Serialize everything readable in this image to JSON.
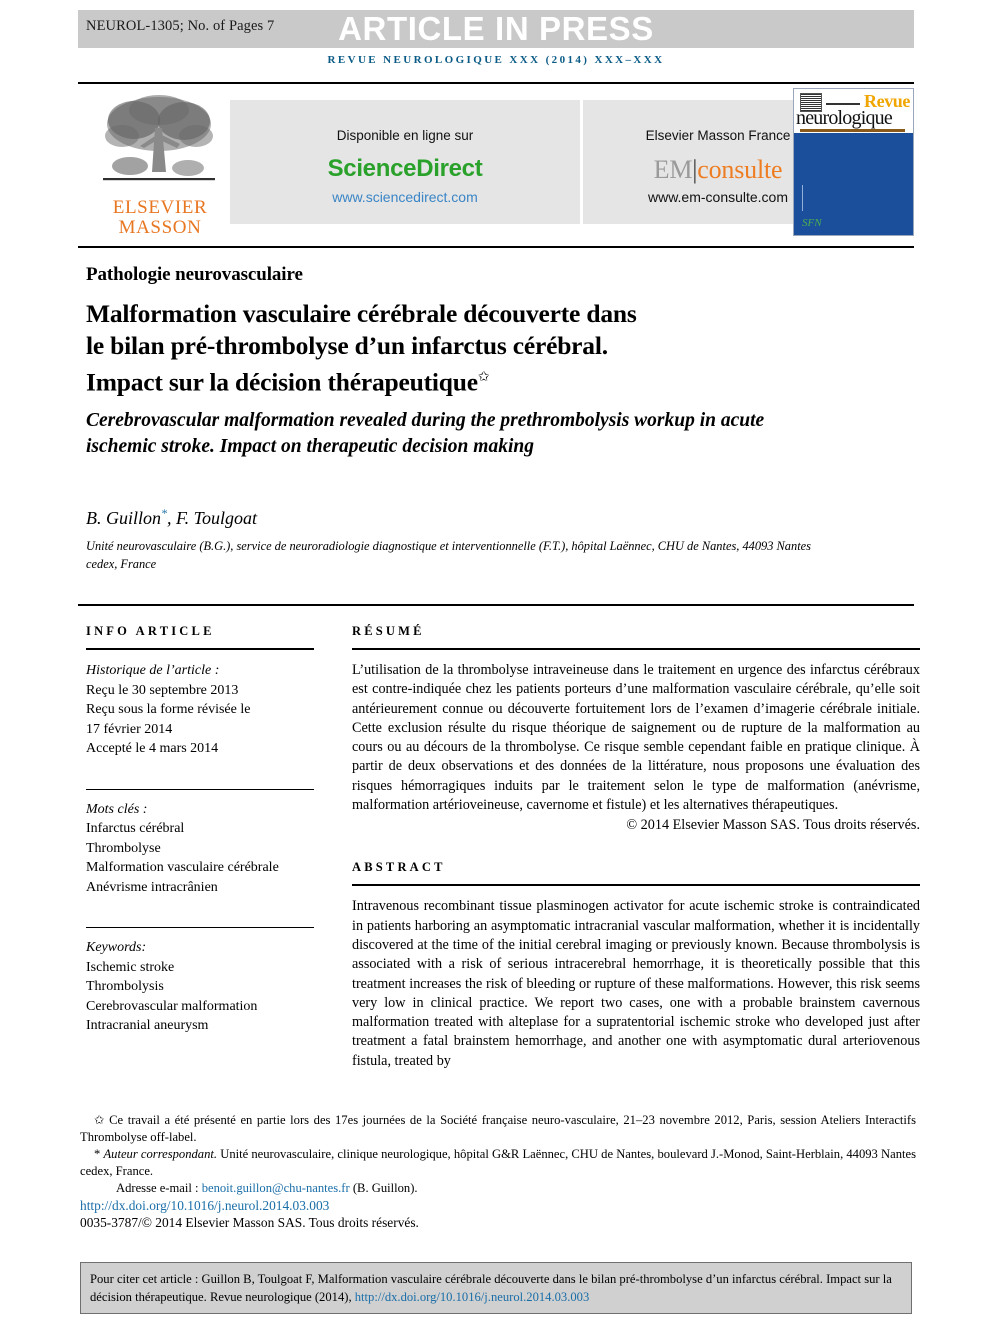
{
  "header": {
    "article_number": "NEUROL-1305; No. of Pages 7",
    "in_press_banner": "ARTICLE IN PRESS",
    "journal_running_head": "REVUE NEUROLOGIQUE XXX (2014) XXX–XXX"
  },
  "publisher_band": {
    "elsevier_logo_line1": "ELSEVIER",
    "elsevier_logo_line2": "MASSON",
    "sciencedirect": {
      "caption": "Disponible en ligne sur",
      "name": "ScienceDirect",
      "url": "www.sciencedirect.com"
    },
    "emconsulte": {
      "caption": "Elsevier Masson France",
      "name_part1": "EM",
      "name_part2": "consulte",
      "url": "www.em-consulte.com"
    },
    "cover": {
      "title_top": "Revue",
      "title_bottom": "neurologique"
    }
  },
  "article": {
    "section_kind": "Pathologie neurovasculaire",
    "title_fr_line1": "Malformation vasculaire cérébrale découverte dans",
    "title_fr_line2": "le bilan pré-thrombolyse d’un infarctus cérébral.",
    "title_fr_line3": "Impact sur la décision thérapeutique",
    "title_fr_marker": "✩",
    "title_en": "Cerebrovascular malformation revealed during the prethrombolysis workup in acute ischemic stroke. Impact on therapeutic decision making",
    "authors": "B. Guillon",
    "authors_marker": "*",
    "authors_rest": ", F. Toulgoat",
    "affiliation": "Unité neurovasculaire (B.G.), service de neuroradiologie diagnostique et interventionnelle (F.T.), hôpital Laënnec, CHU de Nantes, 44093 Nantes cedex, France"
  },
  "info_article": {
    "heading": "INFO ARTICLE",
    "history_label": "Historique de l’article :",
    "history_lines": [
      "Reçu le 30 septembre 2013",
      "Reçu sous la forme révisée le",
      "17 février 2014",
      "Accepté le 4 mars 2014"
    ],
    "keywords_fr_label": "Mots clés :",
    "keywords_fr": [
      "Infarctus cérébral",
      "Thrombolyse",
      "Malformation vasculaire cérébrale",
      "Anévrisme intracrânien"
    ],
    "keywords_en_label": "Keywords:",
    "keywords_en": [
      "Ischemic stroke",
      "Thrombolysis",
      "Cerebrovascular malformation",
      "Intracranial aneurysm"
    ]
  },
  "resume": {
    "heading": "RÉSUMÉ",
    "text": "L’utilisation de la thrombolyse intraveineuse dans le traitement en urgence des infarctus cérébraux est contre-indiquée chez les patients porteurs d’une malformation vasculaire cérébrale, qu’elle soit antérieurement connue ou découverte fortuitement lors de l’examen d’imagerie cérébrale initiale. Cette exclusion résulte du risque théorique de saignement ou de rupture de la malformation au cours ou au décours de la thrombolyse. Ce risque semble cependant faible en pratique clinique. À partir de deux observations et des données de la littérature, nous proposons une évaluation des risques hémorragiques induits par le traitement selon le type de malformation (anévrisme, malformation artérioveineuse, cavernome et fistule) et les alternatives thérapeutiques.",
    "copyright": "© 2014 Elsevier Masson SAS. Tous droits réservés."
  },
  "abstract": {
    "heading": "ABSTRACT",
    "text": "Intravenous recombinant tissue plasminogen activator for acute ischemic stroke is contraindicated in patients harboring an asymptomatic intracranial vascular malformation, whether it is incidentally discovered at the time of the initial cerebral imaging or previously known. Because thrombolysis is associated with a risk of serious intracerebral hemorrhage, it is theoretically possible that this treatment increases the risk of bleeding or rupture of these malformations. However, this risk seems very low in clinical practice. We report two cases, one with a probable brainstem cavernous malformation treated with alteplase for a supratentorial ischemic stroke who developed just after treatment a fatal brainstem hemorrhage, and another one with asymptomatic dural arteriovenous fistula, treated by"
  },
  "footnotes": {
    "star_note": "Ce travail a été présenté en partie lors des 17es journées de la Société française neuro-vasculaire, 21–23 novembre 2012, Paris, session Ateliers Interactifs Thrombolyse off-label.",
    "star_marker": "✩",
    "corresponding_marker": "*",
    "corresponding_label": "Auteur correspondant.",
    "corresponding_text": "Unité neurovasculaire, clinique neurologique, hôpital G&R Laënnec, CHU de Nantes, boulevard J.-Monod, Saint-Herblain, 44093 Nantes cedex, France.",
    "email_label": "Adresse e-mail :",
    "email": "benoit.guillon@chu-nantes.fr",
    "email_owner": "(B. Guillon).",
    "doi": "http://dx.doi.org/10.1016/j.neurol.2014.03.003",
    "issn_copyright": "0035-3787/© 2014 Elsevier Masson SAS. Tous droits réservés."
  },
  "citation_box": {
    "text": "Pour citer cet article : Guillon B, Toulgoat F, Malformation vasculaire cérébrale découverte dans le bilan pré-thrombolyse d’un infarctus cérébral. Impact sur la décision thérapeutique. Revue neurologique (2014), ",
    "doi": "http://dx.doi.org/10.1016/j.neurol.2014.03.003"
  },
  "colors": {
    "journal_blue": "#0b5b87",
    "link_blue": "#1a6ea8",
    "elsevier_orange": "#e87722",
    "sciencedirect_green": "#2aa12a",
    "banner_gray": "#c9c9c9",
    "panel_gray": "#e5e5e5",
    "cover_blue": "#1b4f9c"
  }
}
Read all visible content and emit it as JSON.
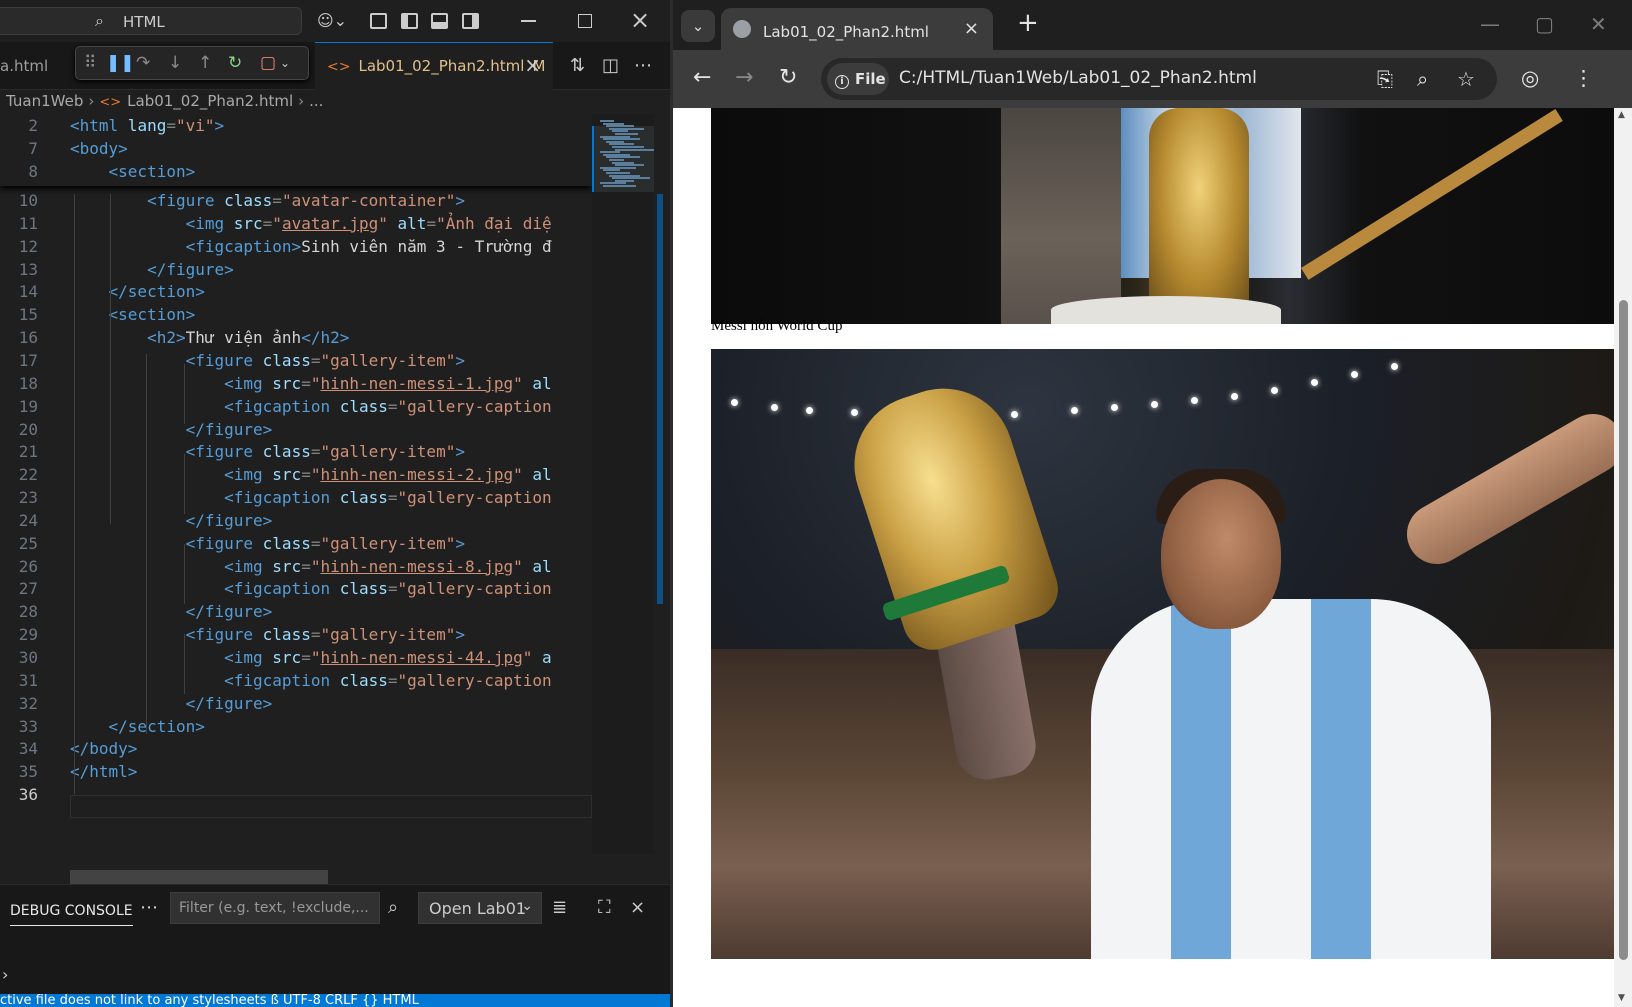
{
  "vscode": {
    "command_center": "HTML",
    "tab_prev": "a.html",
    "tab_active": {
      "label": "Lab01_02_Phan2.html",
      "modified": "M"
    },
    "breadcrumb": [
      "Tuan1Web",
      "Lab01_02_Phan2.html",
      "..."
    ],
    "sticky_lines": [
      {
        "n": "2",
        "code": [
          [
            "tg",
            "<html"
          ],
          [
            "at",
            " lang"
          ],
          [
            "pu",
            "="
          ],
          [
            "st",
            "\"vi\""
          ],
          [
            "tg",
            ">"
          ]
        ]
      },
      {
        "n": "7",
        "code": [
          [
            "tg",
            "<body>"
          ]
        ]
      },
      {
        "n": "8",
        "code": [
          [
            "tx",
            "    "
          ],
          [
            "tg",
            "<section>"
          ]
        ]
      }
    ],
    "lines": [
      {
        "n": "10",
        "code": [
          [
            "tx",
            "        "
          ],
          [
            "tg",
            "<figure"
          ],
          [
            "at",
            " class"
          ],
          [
            "pu",
            "="
          ],
          [
            "st",
            "\"avatar-container\""
          ],
          [
            "tg",
            ">"
          ]
        ]
      },
      {
        "n": "11",
        "code": [
          [
            "tx",
            "            "
          ],
          [
            "tg",
            "<img"
          ],
          [
            "at",
            " src"
          ],
          [
            "pu",
            "="
          ],
          [
            "st",
            "\""
          ],
          [
            "stu",
            "avatar.jpg"
          ],
          [
            "st",
            "\""
          ],
          [
            "at",
            " alt"
          ],
          [
            "pu",
            "="
          ],
          [
            "st",
            "\"Ảnh đại diệ"
          ]
        ]
      },
      {
        "n": "12",
        "code": [
          [
            "tx",
            "            "
          ],
          [
            "tg",
            "<figcaption>"
          ],
          [
            "tx",
            "Sinh viên năm 3 - Trường đ"
          ]
        ]
      },
      {
        "n": "13",
        "code": [
          [
            "tx",
            "        "
          ],
          [
            "tg",
            "</figure>"
          ]
        ]
      },
      {
        "n": "14",
        "code": [
          [
            "tx",
            "    "
          ],
          [
            "tg",
            "</section>"
          ]
        ]
      },
      {
        "n": "15",
        "code": [
          [
            "tx",
            "    "
          ],
          [
            "tg",
            "<section>"
          ]
        ]
      },
      {
        "n": "16",
        "code": [
          [
            "tx",
            "        "
          ],
          [
            "tg",
            "<h2>"
          ],
          [
            "tx",
            "Thư viện ảnh"
          ],
          [
            "tg",
            "</h2>"
          ]
        ]
      },
      {
        "n": "17",
        "code": [
          [
            "tx",
            "            "
          ],
          [
            "tg",
            "<figure"
          ],
          [
            "at",
            " class"
          ],
          [
            "pu",
            "="
          ],
          [
            "st",
            "\"gallery-item\""
          ],
          [
            "tg",
            ">"
          ]
        ]
      },
      {
        "n": "18",
        "code": [
          [
            "tx",
            "                "
          ],
          [
            "tg",
            "<img"
          ],
          [
            "at",
            " src"
          ],
          [
            "pu",
            "="
          ],
          [
            "st",
            "\""
          ],
          [
            "stu",
            "hinh-nen-messi-1.jpg"
          ],
          [
            "st",
            "\""
          ],
          [
            "at",
            " al"
          ]
        ]
      },
      {
        "n": "19",
        "code": [
          [
            "tx",
            "                "
          ],
          [
            "tg",
            "<figcaption"
          ],
          [
            "at",
            " class"
          ],
          [
            "pu",
            "="
          ],
          [
            "st",
            "\"gallery-caption"
          ]
        ]
      },
      {
        "n": "20",
        "code": [
          [
            "tx",
            "            "
          ],
          [
            "tg",
            "</figure>"
          ]
        ]
      },
      {
        "n": "21",
        "code": [
          [
            "tx",
            "            "
          ],
          [
            "tg",
            "<figure"
          ],
          [
            "at",
            " class"
          ],
          [
            "pu",
            "="
          ],
          [
            "st",
            "\"gallery-item\""
          ],
          [
            "tg",
            ">"
          ]
        ]
      },
      {
        "n": "22",
        "code": [
          [
            "tx",
            "                "
          ],
          [
            "tg",
            "<img"
          ],
          [
            "at",
            " src"
          ],
          [
            "pu",
            "="
          ],
          [
            "st",
            "\""
          ],
          [
            "stu",
            "hinh-nen-messi-2.jpg"
          ],
          [
            "st",
            "\""
          ],
          [
            "at",
            " al"
          ]
        ]
      },
      {
        "n": "23",
        "code": [
          [
            "tx",
            "                "
          ],
          [
            "tg",
            "<figcaption"
          ],
          [
            "at",
            " class"
          ],
          [
            "pu",
            "="
          ],
          [
            "st",
            "\"gallery-caption"
          ]
        ]
      },
      {
        "n": "24",
        "code": [
          [
            "tx",
            "            "
          ],
          [
            "tg",
            "</figure>"
          ]
        ]
      },
      {
        "n": "25",
        "code": [
          [
            "tx",
            "            "
          ],
          [
            "tg",
            "<figure"
          ],
          [
            "at",
            " class"
          ],
          [
            "pu",
            "="
          ],
          [
            "st",
            "\"gallery-item\""
          ],
          [
            "tg",
            ">"
          ]
        ]
      },
      {
        "n": "26",
        "code": [
          [
            "tx",
            "                "
          ],
          [
            "tg",
            "<img"
          ],
          [
            "at",
            " src"
          ],
          [
            "pu",
            "="
          ],
          [
            "st",
            "\""
          ],
          [
            "stu",
            "hinh-nen-messi-8.jpg"
          ],
          [
            "st",
            "\""
          ],
          [
            "at",
            " al"
          ]
        ]
      },
      {
        "n": "27",
        "code": [
          [
            "tx",
            "                "
          ],
          [
            "tg",
            "<figcaption"
          ],
          [
            "at",
            " class"
          ],
          [
            "pu",
            "="
          ],
          [
            "st",
            "\"gallery-caption"
          ]
        ]
      },
      {
        "n": "28",
        "code": [
          [
            "tx",
            "            "
          ],
          [
            "tg",
            "</figure>"
          ]
        ]
      },
      {
        "n": "29",
        "code": [
          [
            "tx",
            "            "
          ],
          [
            "tg",
            "<figure"
          ],
          [
            "at",
            " class"
          ],
          [
            "pu",
            "="
          ],
          [
            "st",
            "\"gallery-item\""
          ],
          [
            "tg",
            ">"
          ]
        ]
      },
      {
        "n": "30",
        "code": [
          [
            "tx",
            "                "
          ],
          [
            "tg",
            "<img"
          ],
          [
            "at",
            " src"
          ],
          [
            "pu",
            "="
          ],
          [
            "st",
            "\""
          ],
          [
            "stu",
            "hinh-nen-messi-44.jpg"
          ],
          [
            "st",
            "\""
          ],
          [
            "at",
            " a"
          ]
        ]
      },
      {
        "n": "31",
        "code": [
          [
            "tx",
            "                "
          ],
          [
            "tg",
            "<figcaption"
          ],
          [
            "at",
            " class"
          ],
          [
            "pu",
            "="
          ],
          [
            "st",
            "\"gallery-caption"
          ]
        ]
      },
      {
        "n": "32",
        "code": [
          [
            "tx",
            "            "
          ],
          [
            "tg",
            "</figure>"
          ]
        ]
      },
      {
        "n": "33",
        "code": [
          [
            "tx",
            "    "
          ],
          [
            "tg",
            "</section>"
          ]
        ]
      },
      {
        "n": "34",
        "code": [
          [
            "tg",
            "</body>"
          ]
        ]
      },
      {
        "n": "35",
        "code": [
          [
            "tg",
            "</html>"
          ]
        ]
      },
      {
        "n": "36",
        "code": []
      }
    ],
    "panel": {
      "tab": "DEBUG CONSOLE",
      "filter_placeholder": "Filter (e.g. text, !exclude,...",
      "select_value": "Open Lab01"
    },
    "status": "ctive file does not link to any stylesheets      ß     UTF-8   CRLF   {} HTML"
  },
  "browser": {
    "tab_title": "Lab01_02_Phan2.html",
    "chip": "File",
    "url": "C:/HTML/Tuan1Web/Lab01_02_Phan2.html",
    "caption1": "Messi hôn World Cup"
  }
}
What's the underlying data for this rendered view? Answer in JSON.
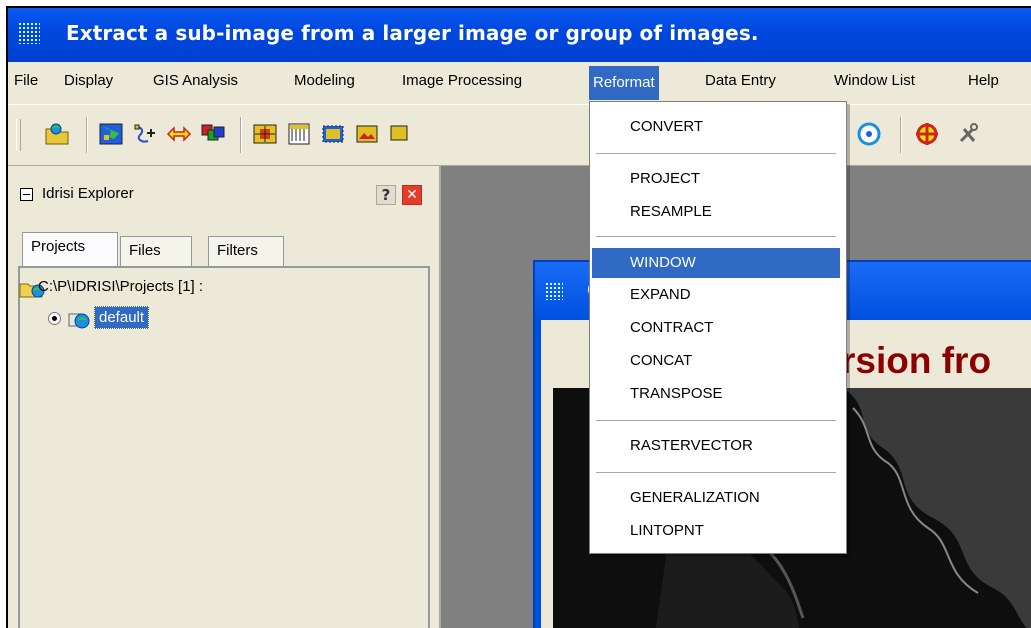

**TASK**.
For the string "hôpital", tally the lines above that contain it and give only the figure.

**WRITTEN SOLUTION**.
2